As well as headlining the gig in the evening, you’re going to be helping to teach the next generation of First Timers at the Jam On Your Hands event during the day. You’ve been playing as a band for over 6 years now and must have some pearls of wisdom to share. What skills, knowledge and advice do you have for people starting to learn instruments and form bands now?
JD: Some advice would be don’t do the kind of music or aesthetic that you think will please an imagined audience, don’t try to copy something you think is already popular, make the kind of music that makes you as an individual happy. There was a time when I thought my love of chart pop would never be an acceptable influence to draw on within the punk scene but I was wrong. Just do what makes you happy and statistically there’s bound to be a few other people on your wavelength.
Also, accept help from people, and give help in return. Maybe there’s something you’re not very good at, like promoting yourself, or graphic design – collaborating is so essential right now. The DIY space and first timers’ use of workshops is a beautiful thing, sharing skills and helping each other instead of being competitive.
Also if you are in a band, make sure you insist you are paid sufficiently to at least cover your expenses, even if you can take the hit of doing a gig at a loss, you’re undercutting another band who can’t!
Even though you’re not a First Timers band, you will be playing brand new, yet-to-be-recorded songs from your next album for the FIRST TIME in public. This will be your first outing of new material since the Anyone and Everyone EP in January 2016. How does it feel different playing new songs now compared to playing new songs when you first started?

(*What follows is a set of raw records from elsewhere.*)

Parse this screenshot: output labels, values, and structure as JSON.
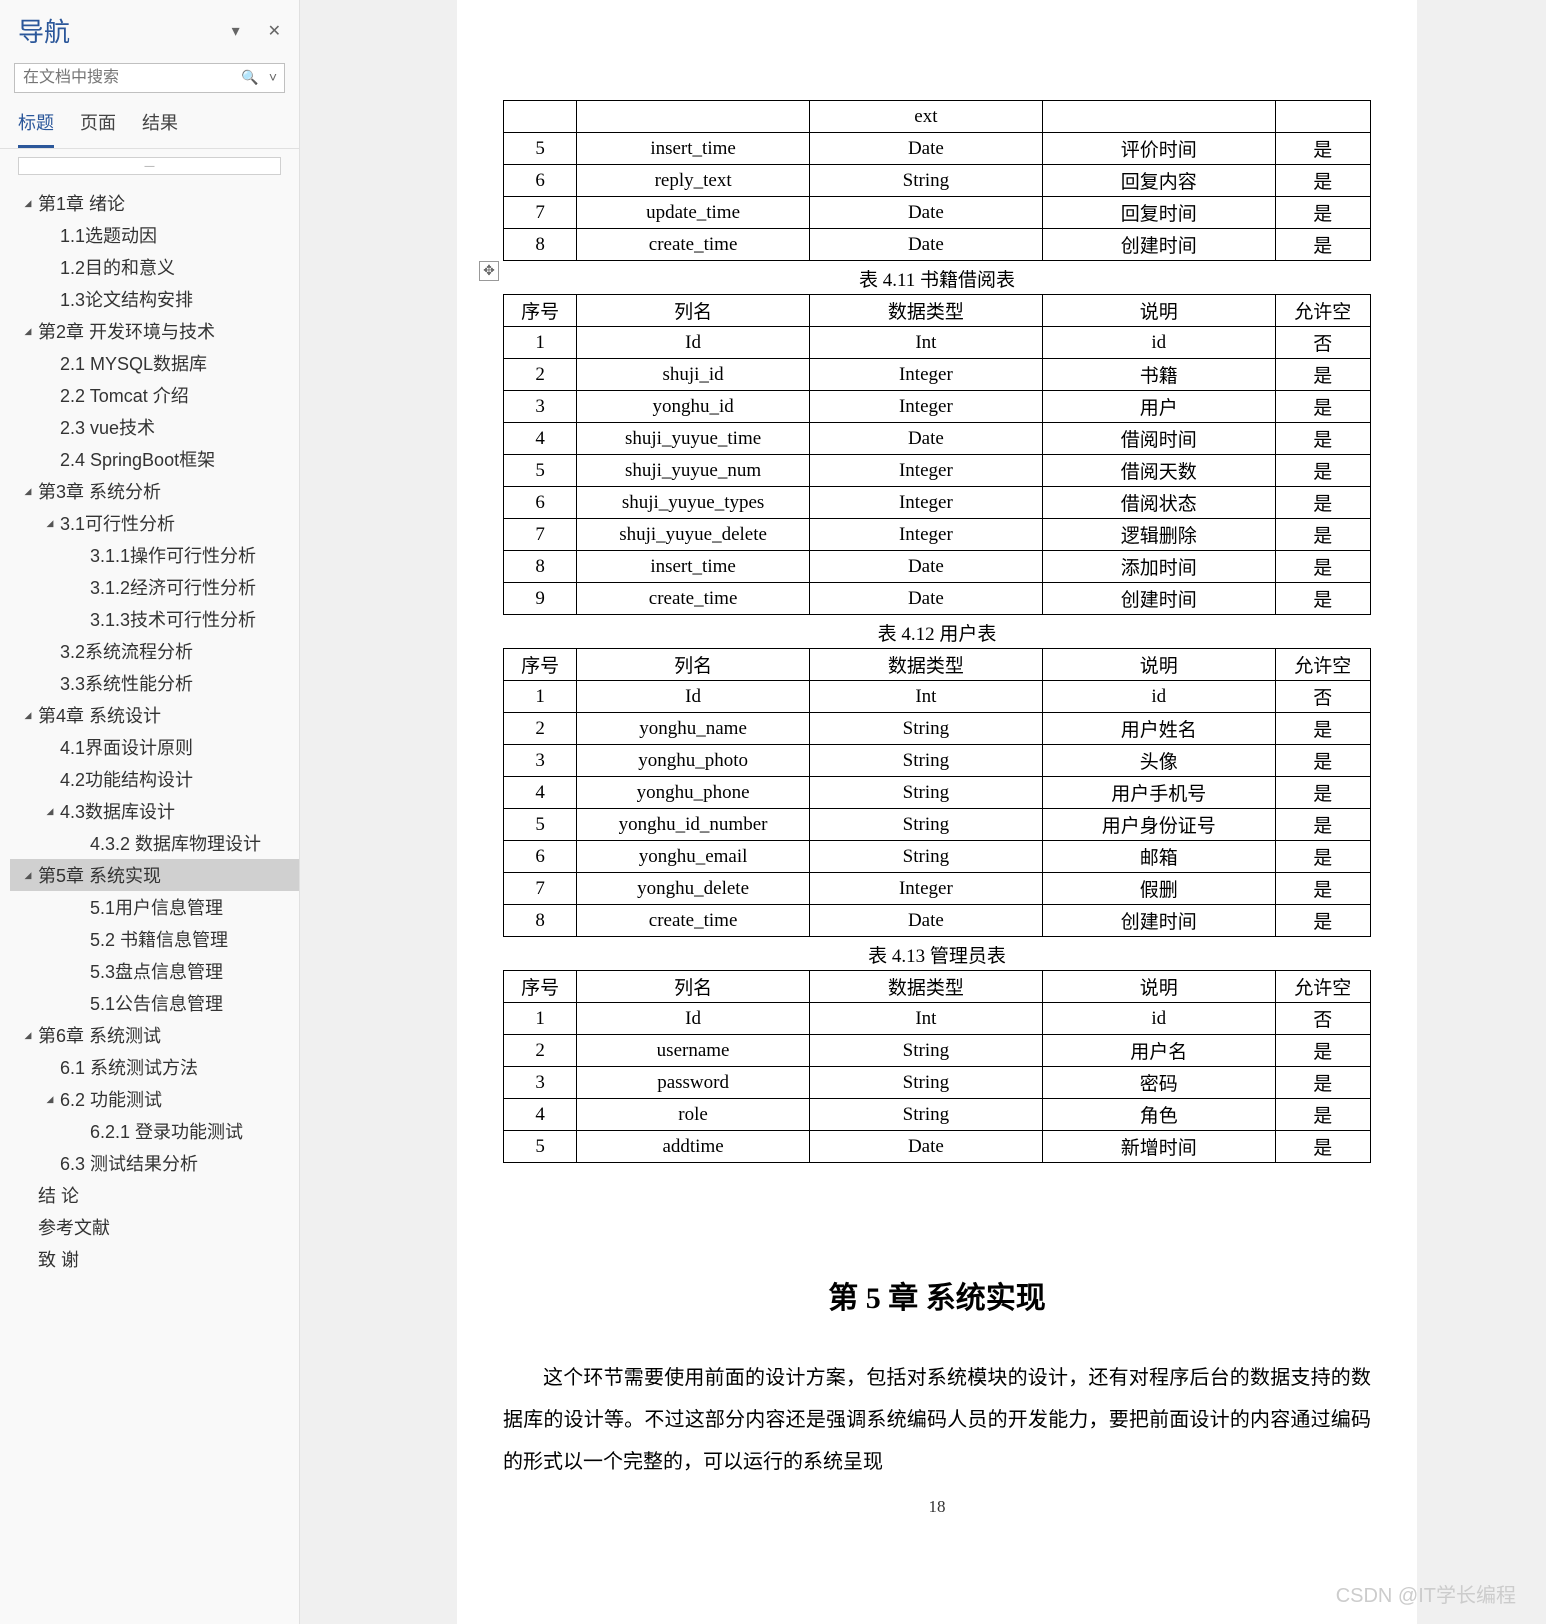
{
  "nav": {
    "title": "导航",
    "search_placeholder": "在文档中搜索",
    "tabs": [
      "标题",
      "页面",
      "结果"
    ],
    "tree": [
      {
        "lvl": 0,
        "caret": "▲",
        "text": "第1章 绪论"
      },
      {
        "lvl": 1,
        "caret": "",
        "text": "1.1选题动因"
      },
      {
        "lvl": 1,
        "caret": "",
        "text": "1.2目的和意义"
      },
      {
        "lvl": 1,
        "caret": "",
        "text": "1.3论文结构安排"
      },
      {
        "lvl": 0,
        "caret": "▲",
        "text": "第2章 开发环境与技术"
      },
      {
        "lvl": 1,
        "caret": "",
        "text": "2.1 MYSQL数据库"
      },
      {
        "lvl": 1,
        "caret": "",
        "text": "2.2 Tomcat 介绍"
      },
      {
        "lvl": 1,
        "caret": "",
        "text": "2.3 vue技术"
      },
      {
        "lvl": 1,
        "caret": "",
        "text": "2.4 SpringBoot框架"
      },
      {
        "lvl": 0,
        "caret": "▲",
        "text": "第3章 系统分析"
      },
      {
        "lvl": 1,
        "caret": "▲",
        "text": "3.1可行性分析"
      },
      {
        "lvl": 2,
        "caret": "",
        "text": "3.1.1操作可行性分析"
      },
      {
        "lvl": 2,
        "caret": "",
        "text": "3.1.2经济可行性分析"
      },
      {
        "lvl": 2,
        "caret": "",
        "text": "3.1.3技术可行性分析"
      },
      {
        "lvl": 1,
        "caret": "",
        "text": "3.2系统流程分析"
      },
      {
        "lvl": 1,
        "caret": "",
        "text": "3.3系统性能分析"
      },
      {
        "lvl": 0,
        "caret": "▲",
        "text": "第4章 系统设计"
      },
      {
        "lvl": 1,
        "caret": "",
        "text": "4.1界面设计原则"
      },
      {
        "lvl": 1,
        "caret": "",
        "text": "4.2功能结构设计"
      },
      {
        "lvl": 1,
        "caret": "▲",
        "text": "4.3数据库设计"
      },
      {
        "lvl": 2,
        "caret": "",
        "text": "4.3.2 数据库物理设计"
      },
      {
        "lvl": 0,
        "caret": "▲",
        "text": "第5章 系统实现",
        "selected": true
      },
      {
        "lvl": 2,
        "caret": "",
        "text": "5.1用户信息管理"
      },
      {
        "lvl": 2,
        "caret": "",
        "text": "5.2 书籍信息管理"
      },
      {
        "lvl": 2,
        "caret": "",
        "text": "5.3盘点信息管理"
      },
      {
        "lvl": 2,
        "caret": "",
        "text": "5.1公告信息管理"
      },
      {
        "lvl": 0,
        "caret": "▲",
        "text": "第6章 系统测试"
      },
      {
        "lvl": 1,
        "caret": "",
        "text": "6.1 系统测试方法"
      },
      {
        "lvl": 1,
        "caret": "▲",
        "text": "6.2 功能测试"
      },
      {
        "lvl": 2,
        "caret": "",
        "text": "6.2.1 登录功能测试"
      },
      {
        "lvl": 1,
        "caret": "",
        "text": "6.3 测试结果分析"
      },
      {
        "lvl": 0,
        "caret": "",
        "text": "结  论"
      },
      {
        "lvl": 0,
        "caret": "",
        "text": "参考文献"
      },
      {
        "lvl": 0,
        "caret": "",
        "text": "致  谢"
      }
    ]
  },
  "doc": {
    "table_top_rows": [
      [
        "",
        "",
        "ext",
        "",
        ""
      ],
      [
        "5",
        "insert_time",
        "Date",
        "评价时间",
        "是"
      ],
      [
        "6",
        "reply_text",
        "String",
        "回复内容",
        "是"
      ],
      [
        "7",
        "update_time",
        "Date",
        "回复时间",
        "是"
      ],
      [
        "8",
        "create_time",
        "Date",
        "创建时间",
        "是"
      ]
    ],
    "caption_411": "表 4.11 书籍借阅表",
    "table_411": [
      [
        "序号",
        "列名",
        "数据类型",
        "说明",
        "允许空"
      ],
      [
        "1",
        "Id",
        "Int",
        "id",
        "否"
      ],
      [
        "2",
        "shuji_id",
        "Integer",
        "书籍",
        "是"
      ],
      [
        "3",
        "yonghu_id",
        "Integer",
        "用户",
        "是"
      ],
      [
        "4",
        "shuji_yuyue_time",
        "Date",
        "借阅时间",
        "是"
      ],
      [
        "5",
        "shuji_yuyue_num",
        "Integer",
        "借阅天数",
        "是"
      ],
      [
        "6",
        "shuji_yuyue_types",
        "Integer",
        "借阅状态",
        "是"
      ],
      [
        "7",
        "shuji_yuyue_delete",
        "Integer",
        "逻辑删除",
        "是"
      ],
      [
        "8",
        "insert_time",
        "Date",
        "添加时间",
        "是"
      ],
      [
        "9",
        "create_time",
        "Date",
        "创建时间",
        "是"
      ]
    ],
    "caption_412": "表 4.12 用户表",
    "table_412": [
      [
        "序号",
        "列名",
        "数据类型",
        "说明",
        "允许空"
      ],
      [
        "1",
        "Id",
        "Int",
        "id",
        "否"
      ],
      [
        "2",
        "yonghu_name",
        "String",
        "用户姓名",
        "是"
      ],
      [
        "3",
        "yonghu_photo",
        "String",
        "头像",
        "是"
      ],
      [
        "4",
        "yonghu_phone",
        "String",
        "用户手机号",
        "是"
      ],
      [
        "5",
        "yonghu_id_number",
        "String",
        "用户身份证号",
        "是"
      ],
      [
        "6",
        "yonghu_email",
        "String",
        "邮箱",
        "是"
      ],
      [
        "7",
        "yonghu_delete",
        "Integer",
        "假删",
        "是"
      ],
      [
        "8",
        "create_time",
        "Date",
        "创建时间",
        "是"
      ]
    ],
    "caption_413": "表 4.13 管理员表",
    "table_413": [
      [
        "序号",
        "列名",
        "数据类型",
        "说明",
        "允许空"
      ],
      [
        "1",
        "Id",
        "Int",
        "id",
        "否"
      ],
      [
        "2",
        "username",
        "String",
        "用户名",
        "是"
      ],
      [
        "3",
        "password",
        "String",
        "密码",
        "是"
      ],
      [
        "4",
        "role",
        "String",
        "角色",
        "是"
      ],
      [
        "5",
        "addtime",
        "Date",
        "新增时间",
        "是"
      ]
    ],
    "chapter_title": "第 5 章  系统实现",
    "body": "这个环节需要使用前面的设计方案，包括对系统模块的设计，还有对程序后台的数据支持的数据库的设计等。不过这部分内容还是强调系统编码人员的开发能力，要把前面设计的内容通过编码的形式以一个完整的，可以运行的系统呈现",
    "pagenum": "18",
    "watermark": "CSDN @IT学长编程"
  }
}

JD: Playing new songs is always really exciting. I think we feel less insecure now, we care less about how people are going to label our sound or receive us live, we are who we are and someone will like it probably! So why worry? Airing new songs makes you really appreciate your own potential for reinvention too. Tomorrow we could completely change our sound if we wanted, there’s no rules!
Jam On Your Hands is happening tomorrow (Sunday 19th November) 2-6pm at DIY Space for London. Complete music newbies are strongly encouraged to come and have a go!
Colour Me Wednesday play songs from their new album in the evening, with support from Charmpit and Jellie Rolls.
Buy cheaper advance tickets from: www.dovetown.limitedrun.com/tickets/14674-colour-me-wednesday-album-preview-show